_What this task involves_
Leave every image behind and restate the data word for word.

── Data section ──

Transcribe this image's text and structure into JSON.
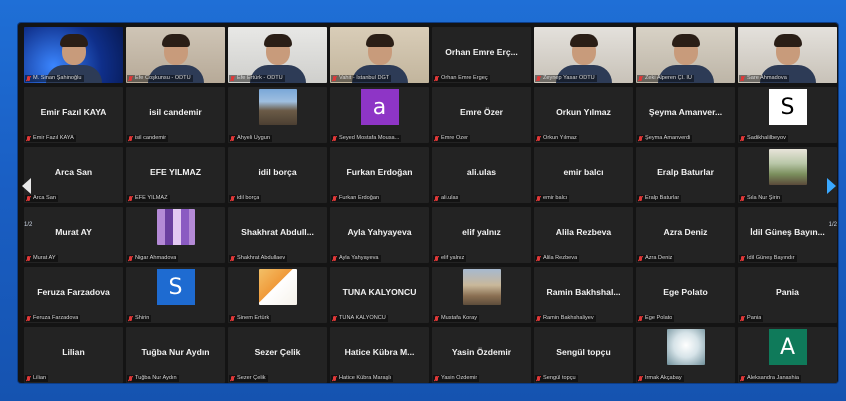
{
  "navigation": {
    "prev_page": "1/2",
    "next_page": "1/2"
  },
  "colors": {
    "mic_muted": "#e03838",
    "active_speaker": "#e6d24a",
    "accent": "#3aa8ff"
  },
  "tiles": [
    {
      "type": "video",
      "name": "",
      "label": "M. Sinan Şahinoğlu",
      "bg": "bg-blue"
    },
    {
      "type": "video",
      "name": "",
      "label": "Efe Coşkunsu - ODTÜ",
      "bg": "bg-room"
    },
    {
      "type": "video",
      "name": "",
      "label": "Efe Ertürk - ODTÜ",
      "bg": "bg-white"
    },
    {
      "type": "video",
      "name": "",
      "label": "Vahit - İstanbul DGT",
      "bg": "bg-beige"
    },
    {
      "type": "name",
      "name": "Orhan Emre Erç...",
      "label": "Orhan Emre Ergeç"
    },
    {
      "type": "video",
      "name": "",
      "label": "Zeynep Yasar ODTÜ",
      "bg": "bg-light"
    },
    {
      "type": "video",
      "name": "",
      "label": "Zeki Alperen Çİ. İÜ",
      "bg": "bg-wall"
    },
    {
      "type": "video",
      "name": "",
      "label": "Sare Ahmadova",
      "bg": "bg-light",
      "active": true
    },
    {
      "type": "name",
      "name": "Emir Fazıl KAYA",
      "label": "Emir Fazıl KAYA"
    },
    {
      "type": "name",
      "name": "isil candemir",
      "label": "isil candemir"
    },
    {
      "type": "pic",
      "name": "",
      "label": "Ahyeli Uygun",
      "pic": "street"
    },
    {
      "type": "letter",
      "name": "",
      "label": "Seyed Mostafa Mousa...",
      "letter": "a",
      "color": "#8e35c6"
    },
    {
      "type": "name",
      "name": "Emre Özer",
      "label": "Emre Özer"
    },
    {
      "type": "name",
      "name": "Orkun Yılmaz",
      "label": "Orkun Yılmaz"
    },
    {
      "type": "name",
      "name": "Şeyma Amanver...",
      "label": "Şeyma Amanverdi"
    },
    {
      "type": "letter",
      "name": "",
      "label": "Sadikhalilbeyov",
      "letter": "S",
      "color": "#ffffff",
      "textColor": "#000000"
    },
    {
      "type": "name",
      "name": "Arca San",
      "label": "Arca San"
    },
    {
      "type": "name",
      "name": "EFE YILMAZ",
      "label": "EFE YILMAZ"
    },
    {
      "type": "name",
      "name": "idil borça",
      "label": "idil borça"
    },
    {
      "type": "name",
      "name": "Furkan Erdoğan",
      "label": "Furkan Erdoğan"
    },
    {
      "type": "name",
      "name": "ali.ulas",
      "label": "ali.ulas"
    },
    {
      "type": "name",
      "name": "emir balcı",
      "label": "emir balcı"
    },
    {
      "type": "name",
      "name": "Eralp Baturlar",
      "label": "Eralp Baturlar"
    },
    {
      "type": "pic",
      "name": "",
      "label": "Sıla Nur Şirin",
      "pic": "garden"
    },
    {
      "type": "name",
      "name": "Murat AY",
      "label": "Murat AY"
    },
    {
      "type": "pic",
      "name": "",
      "label": "Nigar Ahmadova",
      "pic": "mosaic"
    },
    {
      "type": "name",
      "name": "Shakhrat Abdull...",
      "label": "Shakhrat Abdullaev"
    },
    {
      "type": "name",
      "name": "Ayla Yahyayeva",
      "label": "Ayla Yahyayeva"
    },
    {
      "type": "name",
      "name": "elif yalnız",
      "label": "elif yalnız"
    },
    {
      "type": "name",
      "name": "Alila Rezbeva",
      "label": "Alila Rezbeva"
    },
    {
      "type": "name",
      "name": "Azra Deniz",
      "label": "Azra Deniz"
    },
    {
      "type": "name",
      "name": "İdil Güneş Bayın...",
      "label": "İdil Güneş Bayındır"
    },
    {
      "type": "name",
      "name": "Feruza Farzadova",
      "label": "Feruza Farzadova"
    },
    {
      "type": "letter",
      "name": "",
      "label": "Shirin",
      "letter": "S",
      "color": "#1e6bd1"
    },
    {
      "type": "pic",
      "name": "",
      "label": "Sinem Ertürk",
      "pic": "sun"
    },
    {
      "type": "name",
      "name": "TUNA KALYONCU",
      "label": "TUNA KALYONCU"
    },
    {
      "type": "pic",
      "name": "",
      "label": "Mustafa Koray",
      "pic": "crowd"
    },
    {
      "type": "name",
      "name": "Ramin Bakhshal...",
      "label": "Ramin Bakhshaliyev"
    },
    {
      "type": "name",
      "name": "Ege Polato",
      "label": "Ege Polato"
    },
    {
      "type": "name",
      "name": "Pania",
      "label": "Pania"
    },
    {
      "type": "name",
      "name": "Lilian",
      "label": "Lilian"
    },
    {
      "type": "name",
      "name": "Tuğba Nur Aydın",
      "label": "Tuğba Nur Aydın"
    },
    {
      "type": "name",
      "name": "Sezer Çelik",
      "label": "Sezer Çelik"
    },
    {
      "type": "name",
      "name": "Hatice Kübra M...",
      "label": "Hatice Kübra Maraşlı"
    },
    {
      "type": "name",
      "name": "Yasin Özdemir",
      "label": "Yasin Özdemir"
    },
    {
      "type": "name",
      "name": "Sengül topçu",
      "label": "Sengül topçu"
    },
    {
      "type": "pic",
      "name": "",
      "label": "Irmak Akçabay",
      "pic": "sketch"
    },
    {
      "type": "letter",
      "name": "",
      "label": "Aleksandra Janashia",
      "letter": "A",
      "color": "#0f7a5a"
    }
  ]
}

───

_Response to the exercise_
Transcribe this image's text and structure into JSON.
{
  "navigation": {
    "prev_page": "1/2",
    "next_page": "1/2"
  },
  "colors": {
    "mic_muted": "#e03838",
    "active_speaker": "#e6d24a",
    "accent": "#3aa8ff"
  },
  "tiles": [
    {
      "type": "video",
      "name": "",
      "label": "M. Sinan Şahinoğlu",
      "bg": "bg-blue"
    },
    {
      "type": "video",
      "name": "",
      "label": "Efe Coşkunsu - ODTÜ",
      "bg": "bg-room"
    },
    {
      "type": "video",
      "name": "",
      "label": "Efe Ertürk - ODTÜ",
      "bg": "bg-white"
    },
    {
      "type": "video",
      "name": "",
      "label": "Vahit - İstanbul DGT",
      "bg": "bg-beige"
    },
    {
      "type": "name",
      "name": "Orhan Emre Erç...",
      "label": "Orhan Emre Ergeç"
    },
    {
      "type": "video",
      "name": "",
      "label": "Zeynep Yasar ODTÜ",
      "bg": "bg-light"
    },
    {
      "type": "video",
      "name": "",
      "label": "Zeki Alperen Çİ. İÜ",
      "bg": "bg-wall"
    },
    {
      "type": "video",
      "name": "",
      "label": "Sare Ahmadova",
      "bg": "bg-light",
      "active": true
    },
    {
      "type": "name",
      "name": "Emir Fazıl KAYA",
      "label": "Emir Fazıl KAYA"
    },
    {
      "type": "name",
      "name": "isil candemir",
      "label": "isil candemir"
    },
    {
      "type": "pic",
      "name": "",
      "label": "Ahyeli Uygun",
      "pic": "street"
    },
    {
      "type": "letter",
      "name": "",
      "label": "Seyed Mostafa Mousa...",
      "letter": "a",
      "color": "#8e35c6"
    },
    {
      "type": "name",
      "name": "Emre Özer",
      "label": "Emre Özer"
    },
    {
      "type": "name",
      "name": "Orkun Yılmaz",
      "label": "Orkun Yılmaz"
    },
    {
      "type": "name",
      "name": "Şeyma Amanver...",
      "label": "Şeyma Amanverdi"
    },
    {
      "type": "letter",
      "name": "",
      "label": "Sadikhalilbeyov",
      "letter": "S",
      "color": "#ffffff",
      "textColor": "#000000"
    },
    {
      "type": "name",
      "name": "Arca San",
      "label": "Arca San"
    },
    {
      "type": "name",
      "name": "EFE YILMAZ",
      "label": "EFE YILMAZ"
    },
    {
      "type": "name",
      "name": "idil borça",
      "label": "idil borça"
    },
    {
      "type": "name",
      "name": "Furkan Erdoğan",
      "label": "Furkan Erdoğan"
    },
    {
      "type": "name",
      "name": "ali.ulas",
      "label": "ali.ulas"
    },
    {
      "type": "name",
      "name": "emir balcı",
      "label": "emir balcı"
    },
    {
      "type": "name",
      "name": "Eralp Baturlar",
      "label": "Eralp Baturlar"
    },
    {
      "type": "pic",
      "name": "",
      "label": "Sıla Nur Şirin",
      "pic": "garden"
    },
    {
      "type": "name",
      "name": "Murat AY",
      "label": "Murat AY"
    },
    {
      "type": "pic",
      "name": "",
      "label": "Nigar Ahmadova",
      "pic": "mosaic"
    },
    {
      "type": "name",
      "name": "Shakhrat Abdull...",
      "label": "Shakhrat Abdullaev"
    },
    {
      "type": "name",
      "name": "Ayla Yahyayeva",
      "label": "Ayla Yahyayeva"
    },
    {
      "type": "name",
      "name": "elif yalnız",
      "label": "elif yalnız"
    },
    {
      "type": "name",
      "name": "Alila Rezbeva",
      "label": "Alila Rezbeva"
    },
    {
      "type": "name",
      "name": "Azra Deniz",
      "label": "Azra Deniz"
    },
    {
      "type": "name",
      "name": "İdil Güneş Bayın...",
      "label": "İdil Güneş Bayındır"
    },
    {
      "type": "name",
      "name": "Feruza Farzadova",
      "label": "Feruza Farzadova"
    },
    {
      "type": "letter",
      "name": "",
      "label": "Shirin",
      "letter": "S",
      "color": "#1e6bd1"
    },
    {
      "type": "pic",
      "name": "",
      "label": "Sinem Ertürk",
      "pic": "sun"
    },
    {
      "type": "name",
      "name": "TUNA KALYONCU",
      "label": "TUNA KALYONCU"
    },
    {
      "type": "pic",
      "name": "",
      "label": "Mustafa Koray",
      "pic": "crowd"
    },
    {
      "type": "name",
      "name": "Ramin Bakhshal...",
      "label": "Ramin Bakhshaliyev"
    },
    {
      "type": "name",
      "name": "Ege Polato",
      "label": "Ege Polato"
    },
    {
      "type": "name",
      "name": "Pania",
      "label": "Pania"
    },
    {
      "type": "name",
      "name": "Lilian",
      "label": "Lilian"
    },
    {
      "type": "name",
      "name": "Tuğba Nur Aydın",
      "label": "Tuğba Nur Aydın"
    },
    {
      "type": "name",
      "name": "Sezer Çelik",
      "label": "Sezer Çelik"
    },
    {
      "type": "name",
      "name": "Hatice Kübra M...",
      "label": "Hatice Kübra Maraşlı"
    },
    {
      "type": "name",
      "name": "Yasin Özdemir",
      "label": "Yasin Özdemir"
    },
    {
      "type": "name",
      "name": "Sengül topçu",
      "label": "Sengül topçu"
    },
    {
      "type": "pic",
      "name": "",
      "label": "Irmak Akçabay",
      "pic": "sketch"
    },
    {
      "type": "letter",
      "name": "",
      "label": "Aleksandra Janashia",
      "letter": "A",
      "color": "#0f7a5a"
    }
  ]
}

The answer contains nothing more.